WHAT NEEDS TO BE DONE
Write the records out once more, exactly as they appear below.

DATA SHOWN
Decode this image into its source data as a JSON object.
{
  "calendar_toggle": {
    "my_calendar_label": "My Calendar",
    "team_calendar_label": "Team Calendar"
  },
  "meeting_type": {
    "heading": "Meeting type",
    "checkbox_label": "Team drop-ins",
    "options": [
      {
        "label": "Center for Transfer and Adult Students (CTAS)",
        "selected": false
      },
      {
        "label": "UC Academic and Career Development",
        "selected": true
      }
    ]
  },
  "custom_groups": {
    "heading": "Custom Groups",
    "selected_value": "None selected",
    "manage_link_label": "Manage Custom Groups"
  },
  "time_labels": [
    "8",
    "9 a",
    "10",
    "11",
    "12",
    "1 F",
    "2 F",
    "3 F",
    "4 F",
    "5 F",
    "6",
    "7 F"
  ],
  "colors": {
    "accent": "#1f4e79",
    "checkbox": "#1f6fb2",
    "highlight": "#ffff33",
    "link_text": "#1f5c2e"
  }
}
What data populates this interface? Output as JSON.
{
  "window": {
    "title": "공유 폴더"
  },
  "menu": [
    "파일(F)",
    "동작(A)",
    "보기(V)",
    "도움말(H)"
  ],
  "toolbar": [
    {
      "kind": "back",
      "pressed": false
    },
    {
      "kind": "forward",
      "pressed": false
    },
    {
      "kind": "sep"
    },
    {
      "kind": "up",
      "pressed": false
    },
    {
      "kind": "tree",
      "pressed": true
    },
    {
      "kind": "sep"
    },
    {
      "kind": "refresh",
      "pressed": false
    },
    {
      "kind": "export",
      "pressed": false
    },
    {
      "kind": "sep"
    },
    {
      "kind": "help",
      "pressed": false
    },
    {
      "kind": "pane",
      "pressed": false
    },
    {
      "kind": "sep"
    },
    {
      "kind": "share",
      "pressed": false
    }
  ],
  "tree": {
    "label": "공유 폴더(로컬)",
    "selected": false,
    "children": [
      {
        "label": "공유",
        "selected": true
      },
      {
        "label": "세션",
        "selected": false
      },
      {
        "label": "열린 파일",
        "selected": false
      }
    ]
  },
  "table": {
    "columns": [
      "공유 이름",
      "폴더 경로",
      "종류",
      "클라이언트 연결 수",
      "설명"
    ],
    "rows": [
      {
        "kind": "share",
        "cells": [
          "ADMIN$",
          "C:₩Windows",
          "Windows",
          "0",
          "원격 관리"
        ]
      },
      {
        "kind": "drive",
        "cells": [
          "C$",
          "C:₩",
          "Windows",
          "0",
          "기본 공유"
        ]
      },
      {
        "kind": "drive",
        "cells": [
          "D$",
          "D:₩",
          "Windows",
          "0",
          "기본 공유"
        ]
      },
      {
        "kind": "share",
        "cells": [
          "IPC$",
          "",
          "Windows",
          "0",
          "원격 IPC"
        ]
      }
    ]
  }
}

ANSWER TO THIS TASK
Decode this image into its source data as a JSON object.
{
  "calendar_toggle": {
    "my_calendar_label": "My Calendar",
    "team_calendar_label": "Team Calendar"
  },
  "meeting_type": {
    "heading": "Meeting type",
    "checkbox_label": "Team drop-ins",
    "options": [
      {
        "label": "Center for Transfer and Adult Students (CTAS)",
        "selected": false
      },
      {
        "label": "UC Academic and Career Development",
        "selected": true
      }
    ]
  },
  "custom_groups": {
    "heading": "Custom Groups",
    "selected_value": "None selected",
    "manage_link_label": "Manage Custom Groups"
  },
  "time_labels": [
    "8",
    "9 a",
    "10",
    "11",
    "12",
    "1 F",
    "2 F",
    "3 F",
    "4 F",
    "5 F",
    "6",
    "7 F"
  ],
  "colors": {
    "accent": "#1f4e79",
    "checkbox": "#1f6fb2",
    "highlight": "#ffff33",
    "link_text": "#1f5c2e"
  }
}
What data populates this interface? Output as JSON.
{
  "window": {
    "title": "공유 폴더"
  },
  "menu": [
    "파일(F)",
    "동작(A)",
    "보기(V)",
    "도움말(H)"
  ],
  "toolbar": [
    {
      "kind": "back",
      "pressed": false
    },
    {
      "kind": "forward",
      "pressed": false
    },
    {
      "kind": "sep"
    },
    {
      "kind": "up",
      "pressed": false
    },
    {
      "kind": "tree",
      "pressed": true
    },
    {
      "kind": "sep"
    },
    {
      "kind": "refresh",
      "pressed": false
    },
    {
      "kind": "export",
      "pressed": false
    },
    {
      "kind": "sep"
    },
    {
      "kind": "help",
      "pressed": false
    },
    {
      "kind": "pane",
      "pressed": false
    },
    {
      "kind": "sep"
    },
    {
      "kind": "share",
      "pressed": false
    }
  ],
  "tree": {
    "label": "공유 폴더(로컬)",
    "selected": false,
    "children": [
      {
        "label": "공유",
        "selected": true
      },
      {
        "label": "세션",
        "selected": false
      },
      {
        "label": "열린 파일",
        "selected": false
      }
    ]
  },
  "table": {
    "columns": [
      "공유 이름",
      "폴더 경로",
      "종류",
      "클라이언트 연결 수",
      "설명"
    ],
    "rows": [
      {
        "kind": "share",
        "cells": [
          "ADMIN$",
          "C:₩Windows",
          "Windows",
          "0",
          "원격 관리"
        ]
      },
      {
        "kind": "drive",
        "cells": [
          "C$",
          "C:₩",
          "Windows",
          "0",
          "기본 공유"
        ]
      },
      {
        "kind": "drive",
        "cells": [
          "D$",
          "D:₩",
          "Windows",
          "0",
          "기본 공유"
        ]
      },
      {
        "kind": "share",
        "cells": [
          "IPC$",
          "",
          "Windows",
          "0",
          "원격 IPC"
        ]
      }
    ]
  }
}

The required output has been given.